==== DATASET RECORDS

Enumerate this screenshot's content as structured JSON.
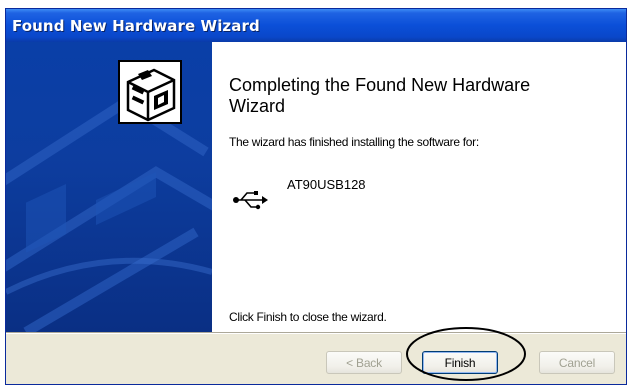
{
  "window": {
    "title": "Found New Hardware Wizard"
  },
  "content": {
    "heading": "Completing the Found New Hardware Wizard",
    "description": "The wizard has finished installing the software for:",
    "device_name": "AT90USB128",
    "device_icon": "usb-icon",
    "closing_text": "Click Finish to close the wizard."
  },
  "buttons": {
    "back": "< Back",
    "finish": "Finish",
    "cancel": "Cancel"
  },
  "colors": {
    "titlebar": "#0b4fd8",
    "sidebar": "#0a3fa8",
    "annotation_ellipse": "#000000"
  }
}
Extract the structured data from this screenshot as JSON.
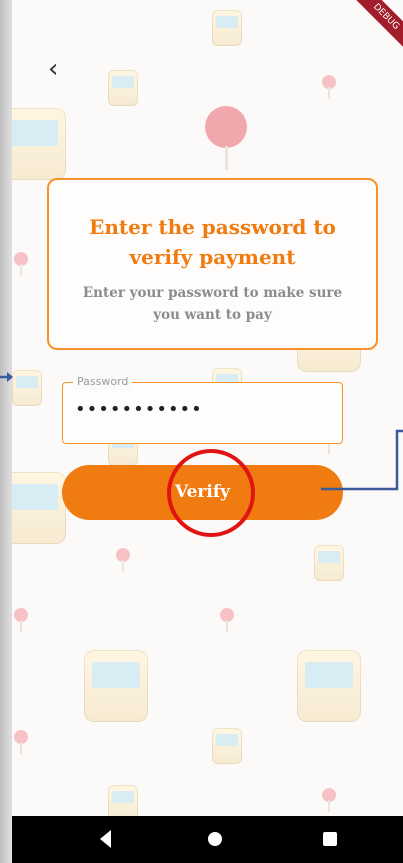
{
  "header": {
    "back_icon": "chevron-left-icon",
    "debug_label": "DEBUG"
  },
  "card": {
    "title": "Enter the password to verify payment",
    "subtitle": "Enter your password to make sure you want to pay"
  },
  "password_field": {
    "label": "Password",
    "value": "•••••••••••"
  },
  "verify_button": {
    "label": "Verify"
  },
  "colors": {
    "accent": "#f07b11",
    "highlight": "#e11414",
    "annotation": "#3a5a9c"
  },
  "navbar": {
    "back": "nav-back-icon",
    "home": "nav-home-icon",
    "recents": "nav-recents-icon"
  }
}
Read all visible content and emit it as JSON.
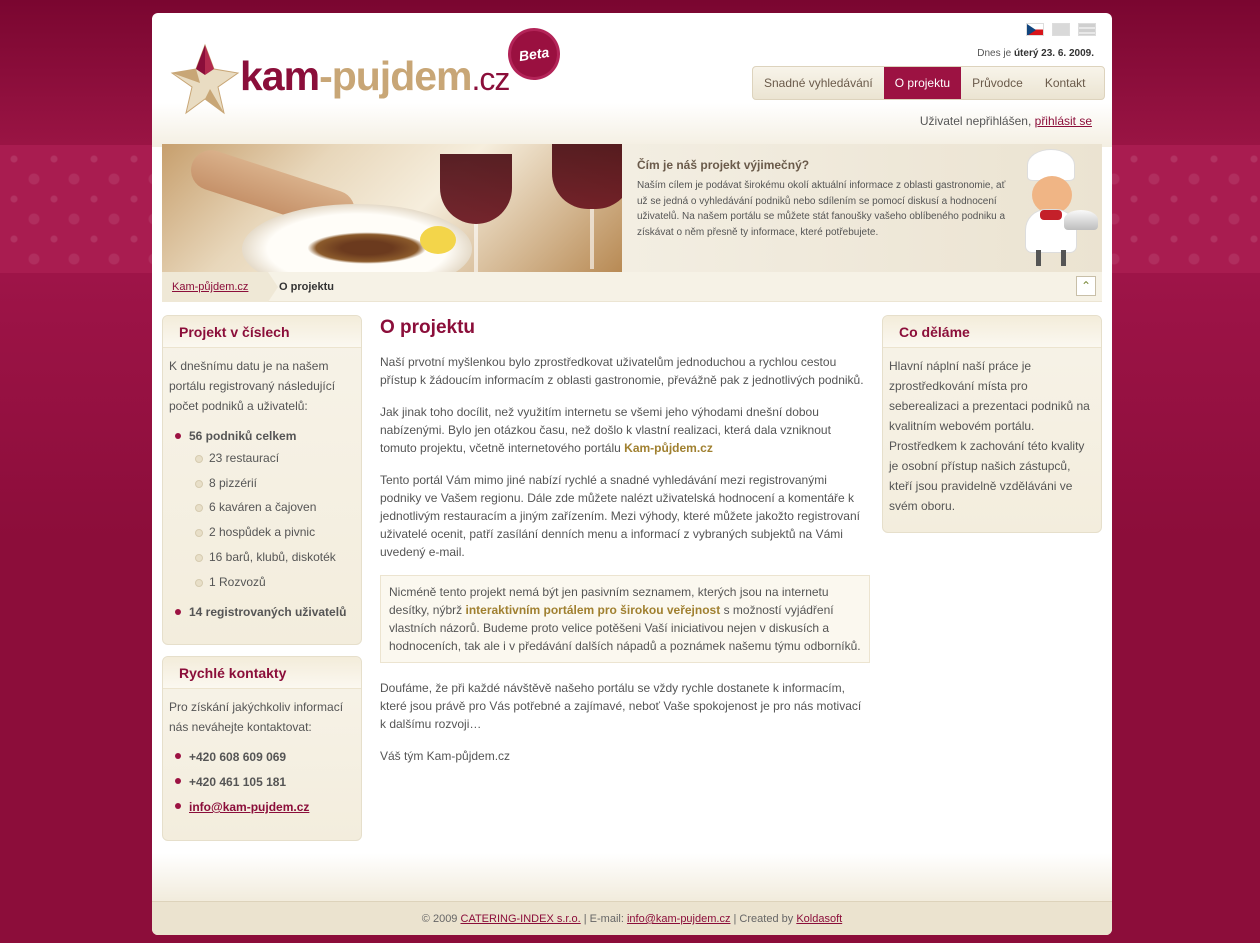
{
  "header": {
    "logo": {
      "part1": "kam",
      "dash": "-",
      "part2": "pujdem",
      "tld": ".cz"
    },
    "beta": "Beta",
    "date_prefix": "Dnes je",
    "date_value": "úterý 23. 6. 2009.",
    "nav": [
      {
        "label": "Snadné vyhledávání"
      },
      {
        "label": "O projektu"
      },
      {
        "label": "Průvodce"
      },
      {
        "label": "Kontakt"
      }
    ],
    "user_status": "Uživatel nepřihlášen,",
    "login_link": "přihlásit se"
  },
  "languages": [
    "cz-flag-icon",
    "en-flag-icon",
    "de-flag-icon"
  ],
  "banner": {
    "title": "Čím je náš projekt výjimečný?",
    "body": "Naším cílem je podávat širokému okolí aktuální informace z oblasti gastronomie, ať už se jedná o vyhledávání podniků nebo sdílením se pomocí diskusí a hodnocení uživatelů. Na našem portálu se můžete stát fanoušky vašeho oblíbeného podniku a získávat o něm přesně ty informace, které potřebujete."
  },
  "breadcrumb": {
    "home": "Kam-půjdem.cz",
    "current": "O projektu"
  },
  "left": {
    "stats": {
      "title": "Projekt v číslech",
      "intro": "K dnešnímu datu je na našem portálu registrovaný následující počet podniků a uživatelů:",
      "total": "56 podniků celkem",
      "items": [
        "23 restaurací",
        "8 pizzérií",
        "6 kaváren a čajoven",
        "2 hospůdek a pivnic",
        "16 barů, klubů, diskoték",
        "1 Rozvozů"
      ],
      "users": "14 registrovaných uživatelů"
    },
    "contacts": {
      "title": "Rychlé kontakty",
      "intro": "Pro získání jakýchkoliv informací nás neváhejte kontaktovat:",
      "phone1": "+420 608 609 069",
      "phone2": "+420 461 105 181",
      "email": "info@kam-pujdem.cz"
    }
  },
  "main": {
    "title": "O projektu",
    "p1": "Naší prvotní myšlenkou bylo zprostředkovat uživatelům jednoduchou a rychlou cestou přístup k žádoucím informacím z oblasti gastronomie, převážně pak z jednotlivých podniků.",
    "p2_text": "Jak jinak toho docílit, než využitím internetu se všemi jeho výhodami dnešní dobou nabízenými. Bylo jen otázkou času, než došlo k vlastní realizaci, která dala vzniknout tomuto projektu, včetně internetového portálu",
    "p2_bold": "Kam-půjdem.cz",
    "p3": "Tento portál Vám mimo jiné nabízí rychlé a snadné vyhledávání mezi registrovanými podniky ve Vašem regionu. Dále zde můžete nalézt uživatelská hodnocení a komentáře k jednotlivým restauracím a jiným zařízením. Mezi výhody, které můžete jakožto registrovaní uživatelé ocenit, patří zasílání denních menu a informací z vybraných subjektů na Vámi uvedený e-mail.",
    "quote_a": "Nicméně tento projekt nemá být jen pasivním seznamem, kterých jsou na internetu desítky, nýbrž",
    "quote_bold": "interaktivním portálem pro širokou veřejnost",
    "quote_b": "s možností vyjádření vlastních názorů. Budeme proto velice potěšeni Vaší iniciativou nejen v diskusích a hodnoceních, tak ale i v předávání dalších nápadů a poznámek našemu týmu odborníků.",
    "p4": "Doufáme, že při každé návštěvě našeho portálu se vždy rychle dostanete k informacím, které jsou právě pro Vás potřebné a zajímavé, neboť Vaše spokojenost je pro nás motivací k dalšímu rozvoji…",
    "signature": "Váš tým Kam-půjdem.cz"
  },
  "right": {
    "title": "Co děláme",
    "body": "Hlavní náplní naší práce je zprostředkování místa pro seberealizaci a prezentaci podniků na kvalitním webovém portálu. Prostředkem k zachování této kvality je osobní přístup našich zástupců, kteří jsou pravidelně vzděláváni ve svém oboru."
  },
  "footer": {
    "copy": "© 2009",
    "company": "CATERING-INDEX s.r.o.",
    "email_label": "| E-mail:",
    "email": "info@kam-pujdem.cz",
    "created_label": "| Created by",
    "creator": "Koldasoft"
  },
  "colors": {
    "accent": "#8b0e3a",
    "gold": "#c8a676",
    "background": "#8a0c36"
  }
}
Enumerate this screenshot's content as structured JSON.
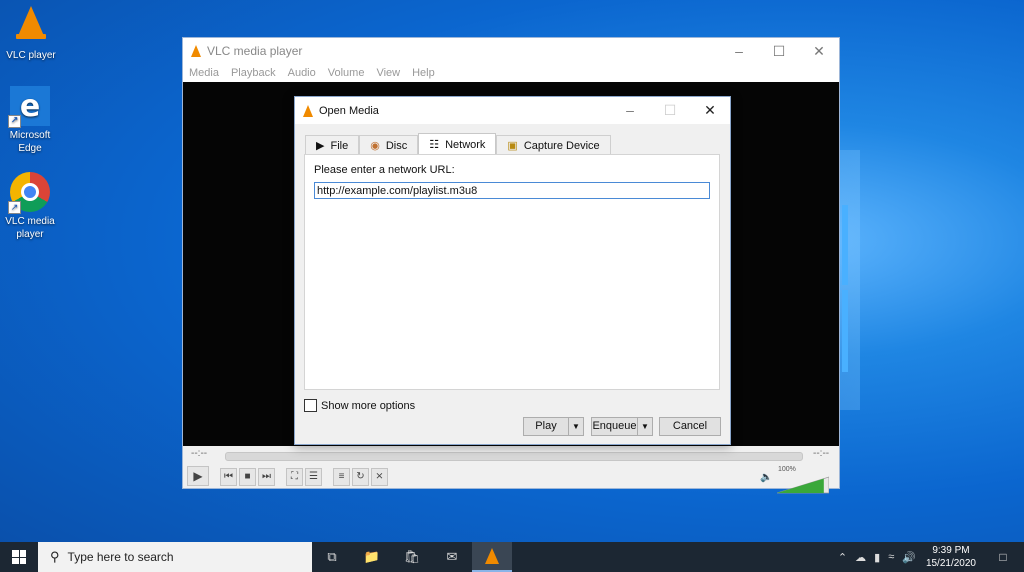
{
  "desktop": {
    "icons": [
      {
        "label": "VLC player",
        "icon": "vlc-cone-icon"
      },
      {
        "label": "Microsoft Edge",
        "icon": "edge-icon"
      },
      {
        "label": "VLC media player",
        "icon": "chrome-icon"
      }
    ]
  },
  "vlc": {
    "title": "VLC media player",
    "menu": [
      "Media",
      "Playback",
      "Audio",
      "Volume",
      "View",
      "Help"
    ],
    "time_left": "--:--",
    "time_right": "--:--",
    "volume_label": "100%",
    "volume_level": 1.0,
    "buttons": [
      "play-icon",
      "prev-icon",
      "stop-icon",
      "next-icon",
      "fullscreen-icon",
      "extended-settings-icon",
      "playlist-icon",
      "loop-icon",
      "shuffle-icon"
    ]
  },
  "dialog": {
    "title": "Open Media",
    "tabs": [
      {
        "label": "File",
        "icon": "file-icon",
        "active": false
      },
      {
        "label": "Disc",
        "icon": "disc-icon",
        "active": false
      },
      {
        "label": "Network",
        "icon": "network-icon",
        "active": true
      },
      {
        "label": "Capture Device",
        "icon": "capture-icon",
        "active": false
      }
    ],
    "prompt": "Please enter a network URL:",
    "url_value": "http://example.com/playlist.m3u8",
    "show_more": "Show more options",
    "play_label": "Play",
    "enqueue_label": "Enqueue",
    "cancel_label": "Cancel"
  },
  "taskbar": {
    "search_placeholder": "Type here to search",
    "time": "9:39 PM",
    "date": "15/21/2020"
  }
}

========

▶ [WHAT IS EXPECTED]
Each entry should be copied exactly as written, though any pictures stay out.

▶ [THE ANSWER]
Enumerate this screenshot's content as structured JSON.
{
  "window": {
    "title": "Found New Hardware Wizard"
  },
  "content": {
    "heading": "Completing the Found New Hardware Wizard",
    "description": "The wizard has finished installing the software for:",
    "device_name": "AT90USB128",
    "device_icon": "usb-icon",
    "closing_text": "Click Finish to close the wizard."
  },
  "buttons": {
    "back": "< Back",
    "finish": "Finish",
    "cancel": "Cancel"
  },
  "colors": {
    "titlebar": "#0b4fd8",
    "sidebar": "#0a3fa8",
    "annotation_ellipse": "#000000"
  }
}
Extract the structured data from this screenshot as JSON.
{
  "header": {
    "back_icon": "chevron-left-icon",
    "debug_label": "DEBUG"
  },
  "card": {
    "title": "Enter the password to verify payment",
    "subtitle": "Enter your password to make sure you want to pay"
  },
  "password_field": {
    "label": "Password",
    "value": "•••••••••••"
  },
  "verify_button": {
    "label": "Verify"
  },
  "colors": {
    "accent": "#f07b11",
    "highlight": "#e11414",
    "annotation": "#3a5a9c"
  },
  "navbar": {
    "back": "nav-back-icon",
    "home": "nav-home-icon",
    "recents": "nav-recents-icon"
  }
}
Read all visible content and emit it as JSON.
{
  "header": {
    "logo": {
      "part1": "kam",
      "dash": "-",
      "part2": "pujdem",
      "tld": ".cz"
    },
    "beta": "Beta",
    "date_prefix": "Dnes je",
    "date_value": "úterý 23. 6. 2009.",
    "nav": [
      {
        "label": "Snadné vyhledávání"
      },
      {
        "label": "O projektu"
      },
      {
        "label": "Průvodce"
      },
      {
        "label": "Kontakt"
      }
    ],
    "user_status": "Uživatel nepřihlášen,",
    "login_link": "přihlásit se"
  },
  "languages": [
    "cz-flag-icon",
    "en-flag-icon",
    "de-flag-icon"
  ],
  "banner": {
    "title": "Čím je náš projekt výjimečný?",
    "body": "Naším cílem je podávat širokému okolí aktuální informace z oblasti gastronomie, ať už se jedná o vyhledávání podniků nebo sdílením se pomocí diskusí a hodnocení uživatelů. Na našem portálu se můžete stát fanoušky vašeho oblíbeného podniku a získávat o něm přesně ty informace, které potřebujete."
  },
  "breadcrumb": {
    "home": "Kam-půjdem.cz",
    "current": "O projektu"
  },
  "left": {
    "stats": {
      "title": "Projekt v číslech",
      "intro": "K dnešnímu datu je na našem portálu registrovaný následující počet podniků a uživatelů:",
      "total": "56 podniků celkem",
      "items": [
        "23 restaurací",
        "8 pizzérií",
        "6 kaváren a čajoven",
        "2 hospůdek a pivnic",
        "16 barů, klubů, diskoték",
        "1 Rozvozů"
      ],
      "users": "14 registrovaných uživatelů"
    },
    "contacts": {
      "title": "Rychlé kontakty",
      "intro": "Pro získání jakýchkoliv informací nás neváhejte kontaktovat:",
      "phone1": "+420 608 609 069",
      "phone2": "+420 461 105 181",
      "email": "info@kam-pujdem.cz"
    }
  },
  "main": {
    "title": "O projektu",
    "p1": "Naší prvotní myšlenkou bylo zprostředkovat uživatelům jednoduchou a rychlou cestou přístup k žádoucím informacím z oblasti gastronomie, převážně pak z jednotlivých podniků.",
    "p2_text": "Jak jinak toho docílit, než využitím internetu se všemi jeho výhodami dnešní dobou nabízenými. Bylo jen otázkou času, než došlo k vlastní realizaci, která dala vzniknout tomuto projektu, včetně internetového portálu",
    "p2_bold": "Kam-půjdem.cz",
    "p3": "Tento portál Vám mimo jiné nabízí rychlé a snadné vyhledávání mezi registrovanými podniky ve Vašem regionu. Dále zde můžete nalézt uživatelská hodnocení a komentáře k jednotlivým restauracím a jiným zařízením. Mezi výhody, které můžete jakožto registrovaní uživatelé ocenit, patří zasílání denních menu a informací z vybraných subjektů na Vámi uvedený e-mail.",
    "quote_a": "Nicméně tento projekt nemá být jen pasivním seznamem, kterých jsou na internetu desítky, nýbrž",
    "quote_bold": "interaktivním portálem pro širokou veřejnost",
    "quote_b": "s možností vyjádření vlastních názorů. Budeme proto velice potěšeni Vaší iniciativou nejen v diskusích a hodnoceních, tak ale i v předávání dalších nápadů a poznámek našemu týmu odborníků.",
    "p4": "Doufáme, že při každé návštěvě našeho portálu se vždy rychle dostanete k informacím, které jsou právě pro Vás potřebné a zajímavé, neboť Vaše spokojenost je pro nás motivací k dalšímu rozvoji…",
    "signature": "Váš tým Kam-půjdem.cz"
  },
  "right": {
    "title": "Co děláme",
    "body": "Hlavní náplní naší práce je zprostředkování místa pro seberealizaci a prezentaci podniků na kvalitním webovém portálu. Prostředkem k zachování této kvality je osobní přístup našich zástupců, kteří jsou pravidelně vzděláváni ve svém oboru."
  },
  "footer": {
    "copy": "© 2009",
    "company": "CATERING-INDEX s.r.o.",
    "email_label": "| E-mail:",
    "email": "info@kam-pujdem.cz",
    "created_label": "| Created by",
    "creator": "Koldasoft"
  },
  "colors": {
    "accent": "#8b0e3a",
    "gold": "#c8a676",
    "background": "#8a0c36"
  }
}
Enumerate this screenshot's content as structured JSON.
{
  "desktop": {
    "icons": [
      {
        "label": "VLC player",
        "icon": "vlc-cone-icon"
      },
      {
        "label": "Microsoft Edge",
        "icon": "edge-icon"
      },
      {
        "label": "VLC media player",
        "icon": "chrome-icon"
      }
    ]
  },
  "vlc": {
    "title": "VLC media player",
    "menu": [
      "Media",
      "Playback",
      "Audio",
      "Volume",
      "View",
      "Help"
    ],
    "time_left": "--:--",
    "time_right": "--:--",
    "volume_label": "100%",
    "volume_level": 1.0,
    "buttons": [
      "play-icon",
      "prev-icon",
      "stop-icon",
      "next-icon",
      "fullscreen-icon",
      "extended-settings-icon",
      "playlist-icon",
      "loop-icon",
      "shuffle-icon"
    ]
  },
  "dialog": {
    "title": "Open Media",
    "tabs": [
      {
        "label": "File",
        "icon": "file-icon",
        "active": false
      },
      {
        "label": "Disc",
        "icon": "disc-icon",
        "active": false
      },
      {
        "label": "Network",
        "icon": "network-icon",
        "active": true
      },
      {
        "label": "Capture Device",
        "icon": "capture-icon",
        "active": false
      }
    ],
    "prompt": "Please enter a network URL:",
    "url_value": "http://example.com/playlist.m3u8",
    "show_more": "Show more options",
    "play_label": "Play",
    "enqueue_label": "Enqueue",
    "cancel_label": "Cancel"
  },
  "taskbar": {
    "search_placeholder": "Type here to search",
    "time": "9:39 PM",
    "date": "15/21/2020"
  }
}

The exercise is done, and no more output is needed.